**Data shown**

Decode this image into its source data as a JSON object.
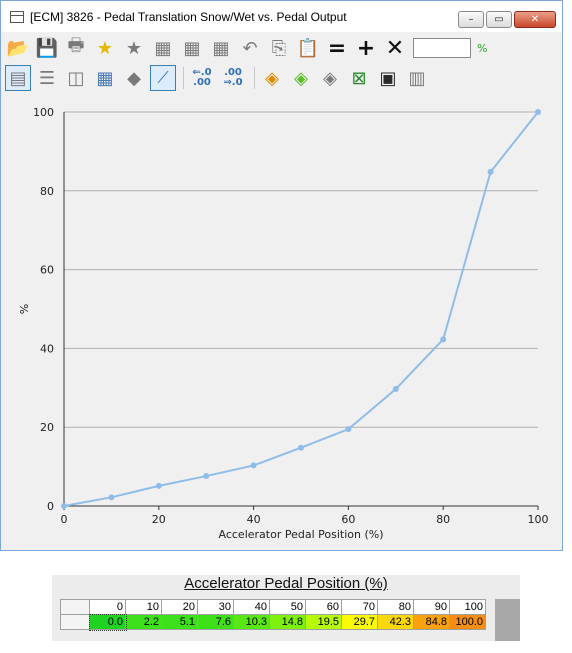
{
  "window": {
    "title": "[ECM] 3826 - Pedal Translation Snow/Wet vs. Pedal Output",
    "controls": {
      "minimize": "–",
      "maximize": "▭",
      "close": "✕"
    }
  },
  "toolbar": {
    "unit": "%",
    "input_value": "",
    "shift_left_top": "⇐.0",
    "shift_left_bottom": ".00",
    "shift_right_top": ".00",
    "shift_right_bottom": "⇒.0"
  },
  "chart_data": {
    "type": "line",
    "xlabel": "Accelerator Pedal Position (%)",
    "ylabel": "%",
    "xlim": [
      0,
      100
    ],
    "ylim": [
      0,
      100
    ],
    "xticks": [
      0,
      20,
      40,
      60,
      80,
      100
    ],
    "yticks": [
      0,
      20,
      40,
      60,
      80,
      100
    ],
    "grid": "horizontal",
    "line_color": "#8fbde8",
    "series": [
      {
        "x": [
          0,
          10,
          20,
          30,
          40,
          50,
          60,
          70,
          80,
          90,
          100
        ],
        "y": [
          0.0,
          2.2,
          5.1,
          7.6,
          10.3,
          14.8,
          19.5,
          29.7,
          42.3,
          84.8,
          100.0
        ]
      }
    ]
  },
  "table": {
    "title": "Accelerator Pedal Position (%)",
    "headers": [
      "0",
      "10",
      "20",
      "30",
      "40",
      "50",
      "60",
      "70",
      "80",
      "90",
      "100"
    ],
    "values": [
      "0.0",
      "2.2",
      "5.1",
      "7.6",
      "10.3",
      "14.8",
      "19.5",
      "29.7",
      "42.3",
      "84.8",
      "100.0"
    ],
    "cell_colors": [
      "#21d321",
      "#3ee01a",
      "#3ee01a",
      "#3ee01a",
      "#5ae814",
      "#7ef010",
      "#b6f90a",
      "#fbfb09",
      "#fbd80b",
      "#f9a20f",
      "#f68d14"
    ]
  }
}
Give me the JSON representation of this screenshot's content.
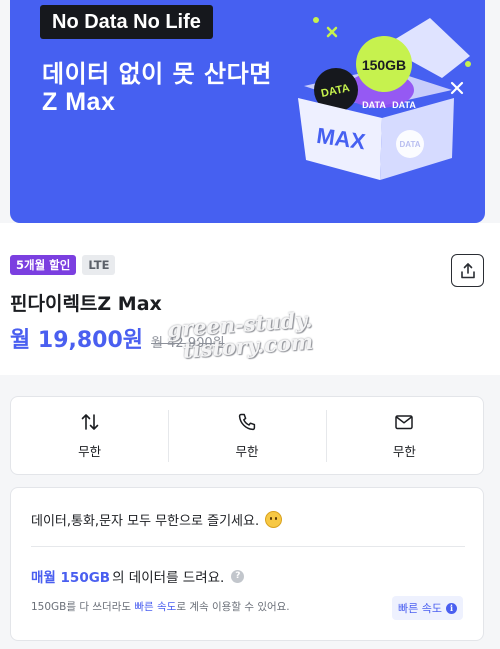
{
  "banner": {
    "badge": "No Data No Life",
    "line1": "데이터 없이 못 산다면",
    "line2": "Z Max",
    "art": {
      "bubble_large": "150GB",
      "bubble_small": "DATA",
      "box_label": "MAX",
      "box_data_1": "DATA",
      "box_data_2": "DATA",
      "box_data_3": "DATA",
      "box_color": "#eef0ff",
      "accent_green": "#c6f24e",
      "accent_purple": "#8f4df2"
    },
    "color": "#4660f1"
  },
  "product": {
    "tags": {
      "discount": "5개월 할인",
      "network": "LTE"
    },
    "share_icon": "share-icon",
    "name": "핀다이렉트Z Max",
    "price_now": "월 19,800원",
    "price_old": "월 42,900원",
    "watermark_line1": "green-study.",
    "watermark_line2": "tistory.com"
  },
  "features": [
    {
      "icon": "data-transfer-icon",
      "label": "무한"
    },
    {
      "icon": "phone-icon",
      "label": "무한"
    },
    {
      "icon": "mail-icon",
      "label": "무한"
    }
  ],
  "info": {
    "title": "데이터,통화,문자 모두 무한으로 즐기세요.",
    "data_prefix": "매월 150GB",
    "data_suffix": "의 데이터를 드려요.",
    "help": "?",
    "desc_before": "150GB를 다 쓰더라도 ",
    "desc_link": "빠른 속도",
    "desc_after": "로 계속 이용할 수 있어요.",
    "speed_chip": "빠른 속도",
    "speed_chip_icon": "i"
  },
  "colors": {
    "accent": "#4a5ff0",
    "discount_tag": "#7b3fe0"
  }
}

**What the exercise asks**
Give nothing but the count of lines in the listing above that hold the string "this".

**Response to the task**
2